Start of EXTRACTED INFORMATION

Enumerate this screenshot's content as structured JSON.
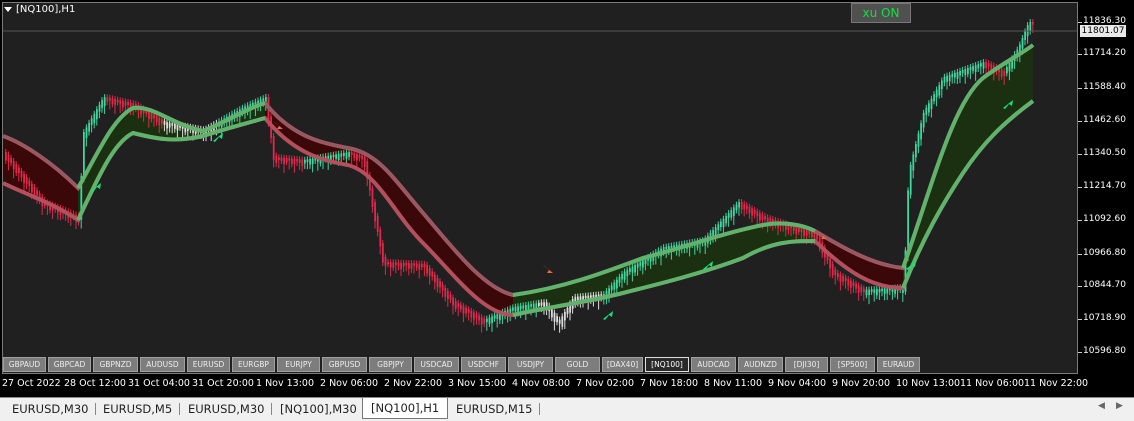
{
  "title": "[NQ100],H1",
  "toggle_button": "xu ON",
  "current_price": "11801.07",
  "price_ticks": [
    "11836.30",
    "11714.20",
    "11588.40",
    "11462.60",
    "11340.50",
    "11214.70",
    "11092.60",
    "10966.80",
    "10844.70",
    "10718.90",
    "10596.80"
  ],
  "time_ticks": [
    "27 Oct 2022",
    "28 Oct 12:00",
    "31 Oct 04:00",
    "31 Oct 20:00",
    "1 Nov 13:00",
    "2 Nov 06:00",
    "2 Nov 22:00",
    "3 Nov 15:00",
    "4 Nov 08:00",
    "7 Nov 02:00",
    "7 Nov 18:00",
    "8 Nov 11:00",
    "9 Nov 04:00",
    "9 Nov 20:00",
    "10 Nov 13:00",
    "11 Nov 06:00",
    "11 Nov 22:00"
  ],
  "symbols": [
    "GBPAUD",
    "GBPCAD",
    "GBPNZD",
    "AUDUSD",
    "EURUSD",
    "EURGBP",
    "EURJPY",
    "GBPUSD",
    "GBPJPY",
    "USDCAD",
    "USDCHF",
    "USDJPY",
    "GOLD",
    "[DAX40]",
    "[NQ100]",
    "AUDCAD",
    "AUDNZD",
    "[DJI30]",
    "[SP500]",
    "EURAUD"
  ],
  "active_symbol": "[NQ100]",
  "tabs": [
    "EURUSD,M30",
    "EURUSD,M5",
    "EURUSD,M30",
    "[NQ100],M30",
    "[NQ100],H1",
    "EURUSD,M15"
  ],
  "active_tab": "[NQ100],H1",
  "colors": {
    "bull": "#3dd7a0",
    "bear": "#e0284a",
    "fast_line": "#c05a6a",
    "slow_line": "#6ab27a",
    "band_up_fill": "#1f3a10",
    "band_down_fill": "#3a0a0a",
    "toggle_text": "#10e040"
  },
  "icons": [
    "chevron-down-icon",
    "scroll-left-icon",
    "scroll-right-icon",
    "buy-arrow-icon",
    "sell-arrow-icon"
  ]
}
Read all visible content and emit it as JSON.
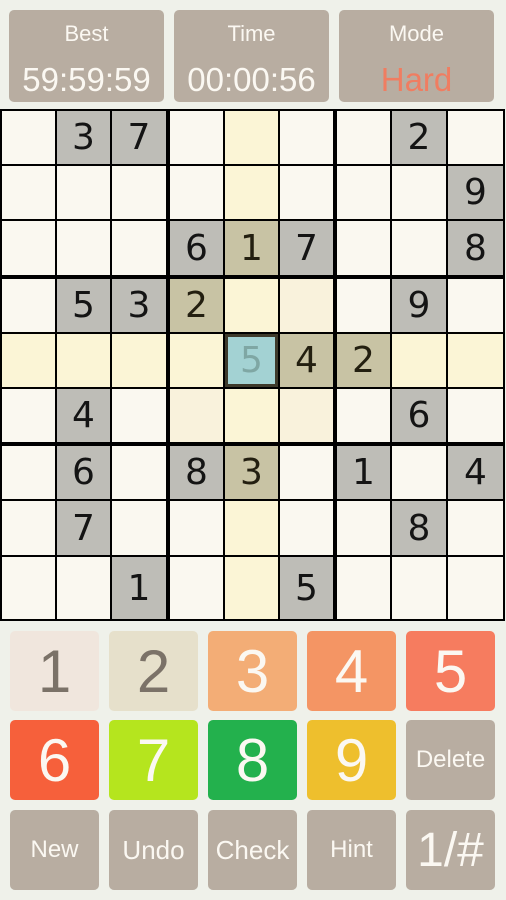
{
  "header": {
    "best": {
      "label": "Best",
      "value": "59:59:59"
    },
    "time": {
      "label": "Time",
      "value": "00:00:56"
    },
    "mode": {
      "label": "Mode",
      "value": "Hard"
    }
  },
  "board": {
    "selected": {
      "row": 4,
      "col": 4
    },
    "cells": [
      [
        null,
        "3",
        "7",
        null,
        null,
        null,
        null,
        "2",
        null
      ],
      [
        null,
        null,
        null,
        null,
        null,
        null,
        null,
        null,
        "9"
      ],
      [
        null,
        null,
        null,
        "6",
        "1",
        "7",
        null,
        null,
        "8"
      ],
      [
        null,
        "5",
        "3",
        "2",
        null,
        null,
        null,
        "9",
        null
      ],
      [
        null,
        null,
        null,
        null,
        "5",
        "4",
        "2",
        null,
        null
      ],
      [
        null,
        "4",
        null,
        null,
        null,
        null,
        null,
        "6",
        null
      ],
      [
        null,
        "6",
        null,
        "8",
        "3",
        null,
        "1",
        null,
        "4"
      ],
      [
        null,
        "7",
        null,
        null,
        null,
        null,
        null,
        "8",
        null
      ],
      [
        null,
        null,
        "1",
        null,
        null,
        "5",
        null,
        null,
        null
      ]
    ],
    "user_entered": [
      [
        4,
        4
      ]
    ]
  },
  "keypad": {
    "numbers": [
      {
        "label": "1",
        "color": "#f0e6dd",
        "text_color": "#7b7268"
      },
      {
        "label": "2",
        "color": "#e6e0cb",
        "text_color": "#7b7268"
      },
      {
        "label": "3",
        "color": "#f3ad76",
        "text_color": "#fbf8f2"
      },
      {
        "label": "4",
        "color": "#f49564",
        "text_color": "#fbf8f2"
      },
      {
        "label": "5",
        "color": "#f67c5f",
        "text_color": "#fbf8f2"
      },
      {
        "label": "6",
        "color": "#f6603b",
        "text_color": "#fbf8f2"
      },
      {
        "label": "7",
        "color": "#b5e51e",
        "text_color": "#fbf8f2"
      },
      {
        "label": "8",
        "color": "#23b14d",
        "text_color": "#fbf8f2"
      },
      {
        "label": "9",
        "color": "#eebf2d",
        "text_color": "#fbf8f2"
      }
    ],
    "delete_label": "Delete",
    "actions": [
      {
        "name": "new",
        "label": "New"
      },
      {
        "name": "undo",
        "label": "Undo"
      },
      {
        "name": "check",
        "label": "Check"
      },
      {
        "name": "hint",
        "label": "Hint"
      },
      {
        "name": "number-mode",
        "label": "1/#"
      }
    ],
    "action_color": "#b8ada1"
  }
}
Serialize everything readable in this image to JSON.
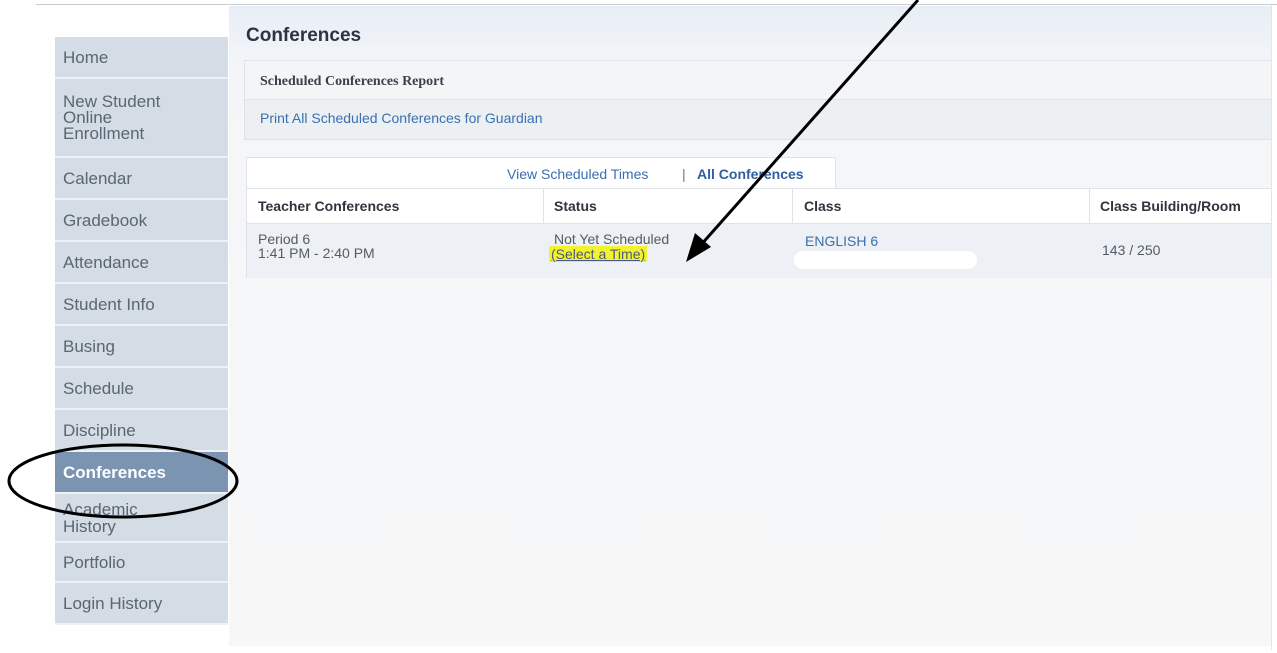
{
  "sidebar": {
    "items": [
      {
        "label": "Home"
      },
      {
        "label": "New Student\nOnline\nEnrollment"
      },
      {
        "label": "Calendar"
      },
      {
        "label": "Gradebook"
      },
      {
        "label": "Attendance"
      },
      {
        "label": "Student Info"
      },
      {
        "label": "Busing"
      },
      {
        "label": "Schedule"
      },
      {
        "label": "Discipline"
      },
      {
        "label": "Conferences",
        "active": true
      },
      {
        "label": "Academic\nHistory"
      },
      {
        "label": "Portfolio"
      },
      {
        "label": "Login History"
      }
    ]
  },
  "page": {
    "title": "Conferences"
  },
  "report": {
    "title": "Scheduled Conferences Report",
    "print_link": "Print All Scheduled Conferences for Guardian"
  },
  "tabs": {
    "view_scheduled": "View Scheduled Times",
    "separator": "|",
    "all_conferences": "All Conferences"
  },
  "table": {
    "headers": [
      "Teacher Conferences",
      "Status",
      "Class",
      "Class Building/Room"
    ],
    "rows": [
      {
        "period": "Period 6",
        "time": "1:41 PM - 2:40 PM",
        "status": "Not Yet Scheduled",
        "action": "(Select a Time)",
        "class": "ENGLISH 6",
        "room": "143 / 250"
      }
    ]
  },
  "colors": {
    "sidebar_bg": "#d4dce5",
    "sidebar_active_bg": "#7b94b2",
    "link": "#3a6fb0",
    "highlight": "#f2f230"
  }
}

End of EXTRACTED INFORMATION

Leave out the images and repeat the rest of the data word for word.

YOUR RESPONSE
Enumerate this screenshot's content as structured JSON.
{
  "title": "[NQ100],H1",
  "toggle_button": "xu ON",
  "current_price": "11801.07",
  "price_ticks": [
    "11836.30",
    "11714.20",
    "11588.40",
    "11462.60",
    "11340.50",
    "11214.70",
    "11092.60",
    "10966.80",
    "10844.70",
    "10718.90",
    "10596.80"
  ],
  "time_ticks": [
    "27 Oct 2022",
    "28 Oct 12:00",
    "31 Oct 04:00",
    "31 Oct 20:00",
    "1 Nov 13:00",
    "2 Nov 06:00",
    "2 Nov 22:00",
    "3 Nov 15:00",
    "4 Nov 08:00",
    "7 Nov 02:00",
    "7 Nov 18:00",
    "8 Nov 11:00",
    "9 Nov 04:00",
    "9 Nov 20:00",
    "10 Nov 13:00",
    "11 Nov 06:00",
    "11 Nov 22:00"
  ],
  "symbols": [
    "GBPAUD",
    "GBPCAD",
    "GBPNZD",
    "AUDUSD",
    "EURUSD",
    "EURGBP",
    "EURJPY",
    "GBPUSD",
    "GBPJPY",
    "USDCAD",
    "USDCHF",
    "USDJPY",
    "GOLD",
    "[DAX40]",
    "[NQ100]",
    "AUDCAD",
    "AUDNZD",
    "[DJI30]",
    "[SP500]",
    "EURAUD"
  ],
  "active_symbol": "[NQ100]",
  "tabs": [
    "EURUSD,M30",
    "EURUSD,M5",
    "EURUSD,M30",
    "[NQ100],M30",
    "[NQ100],H1",
    "EURUSD,M15"
  ],
  "active_tab": "[NQ100],H1",
  "colors": {
    "bull": "#3dd7a0",
    "bear": "#e0284a",
    "fast_line": "#c05a6a",
    "slow_line": "#6ab27a",
    "band_up_fill": "#1f3a10",
    "band_down_fill": "#3a0a0a",
    "toggle_text": "#10e040"
  },
  "icons": [
    "chevron-down-icon",
    "scroll-left-icon",
    "scroll-right-icon",
    "buy-arrow-icon",
    "sell-arrow-icon"
  ]
}
Read all visible content and emit it as JSON.
{
  "header": {
    "best": {
      "label": "Best",
      "value": "59:59:59"
    },
    "time": {
      "label": "Time",
      "value": "00:00:56"
    },
    "mode": {
      "label": "Mode",
      "value": "Hard"
    }
  },
  "board": {
    "selected": {
      "row": 4,
      "col": 4
    },
    "cells": [
      [
        null,
        "3",
        "7",
        null,
        null,
        null,
        null,
        "2",
        null
      ],
      [
        null,
        null,
        null,
        null,
        null,
        null,
        null,
        null,
        "9"
      ],
      [
        null,
        null,
        null,
        "6",
        "1",
        "7",
        null,
        null,
        "8"
      ],
      [
        null,
        "5",
        "3",
        "2",
        null,
        null,
        null,
        "9",
        null
      ],
      [
        null,
        null,
        null,
        null,
        "5",
        "4",
        "2",
        null,
        null
      ],
      [
        null,
        "4",
        null,
        null,
        null,
        null,
        null,
        "6",
        null
      ],
      [
        null,
        "6",
        null,
        "8",
        "3",
        null,
        "1",
        null,
        "4"
      ],
      [
        null,
        "7",
        null,
        null,
        null,
        null,
        null,
        "8",
        null
      ],
      [
        null,
        null,
        "1",
        null,
        null,
        "5",
        null,
        null,
        null
      ]
    ],
    "user_entered": [
      [
        4,
        4
      ]
    ]
  },
  "keypad": {
    "numbers": [
      {
        "label": "1",
        "color": "#f0e6dd",
        "text_color": "#7b7268"
      },
      {
        "label": "2",
        "color": "#e6e0cb",
        "text_color": "#7b7268"
      },
      {
        "label": "3",
        "color": "#f3ad76",
        "text_color": "#fbf8f2"
      },
      {
        "label": "4",
        "color": "#f49564",
        "text_color": "#fbf8f2"
      },
      {
        "label": "5",
        "color": "#f67c5f",
        "text_color": "#fbf8f2"
      },
      {
        "label": "6",
        "color": "#f6603b",
        "text_color": "#fbf8f2"
      },
      {
        "label": "7",
        "color": "#b5e51e",
        "text_color": "#fbf8f2"
      },
      {
        "label": "8",
        "color": "#23b14d",
        "text_color": "#fbf8f2"
      },
      {
        "label": "9",
        "color": "#eebf2d",
        "text_color": "#fbf8f2"
      }
    ],
    "delete_label": "Delete",
    "actions": [
      {
        "name": "new",
        "label": "New"
      },
      {
        "name": "undo",
        "label": "Undo"
      },
      {
        "name": "check",
        "label": "Check"
      },
      {
        "name": "hint",
        "label": "Hint"
      },
      {
        "name": "number-mode",
        "label": "1/#"
      }
    ],
    "action_color": "#b8ada1"
  }
}
Serialize everything readable in this image to JSON.
{
  "sidebar": {
    "items": [
      {
        "label": "Home"
      },
      {
        "label": "New Student\nOnline\nEnrollment"
      },
      {
        "label": "Calendar"
      },
      {
        "label": "Gradebook"
      },
      {
        "label": "Attendance"
      },
      {
        "label": "Student Info"
      },
      {
        "label": "Busing"
      },
      {
        "label": "Schedule"
      },
      {
        "label": "Discipline"
      },
      {
        "label": "Conferences",
        "active": true
      },
      {
        "label": "Academic\nHistory"
      },
      {
        "label": "Portfolio"
      },
      {
        "label": "Login History"
      }
    ]
  },
  "page": {
    "title": "Conferences"
  },
  "report": {
    "title": "Scheduled Conferences Report",
    "print_link": "Print All Scheduled Conferences for Guardian"
  },
  "tabs": {
    "view_scheduled": "View Scheduled Times",
    "separator": "|",
    "all_conferences": "All Conferences"
  },
  "table": {
    "headers": [
      "Teacher Conferences",
      "Status",
      "Class",
      "Class Building/Room"
    ],
    "rows": [
      {
        "period": "Period 6",
        "time": "1:41 PM - 2:40 PM",
        "status": "Not Yet Scheduled",
        "action": "(Select a Time)",
        "class": "ENGLISH 6",
        "room": "143 / 250"
      }
    ]
  },
  "colors": {
    "sidebar_bg": "#d4dce5",
    "sidebar_active_bg": "#7b94b2",
    "link": "#3a6fb0",
    "highlight": "#f2f230"
  }
}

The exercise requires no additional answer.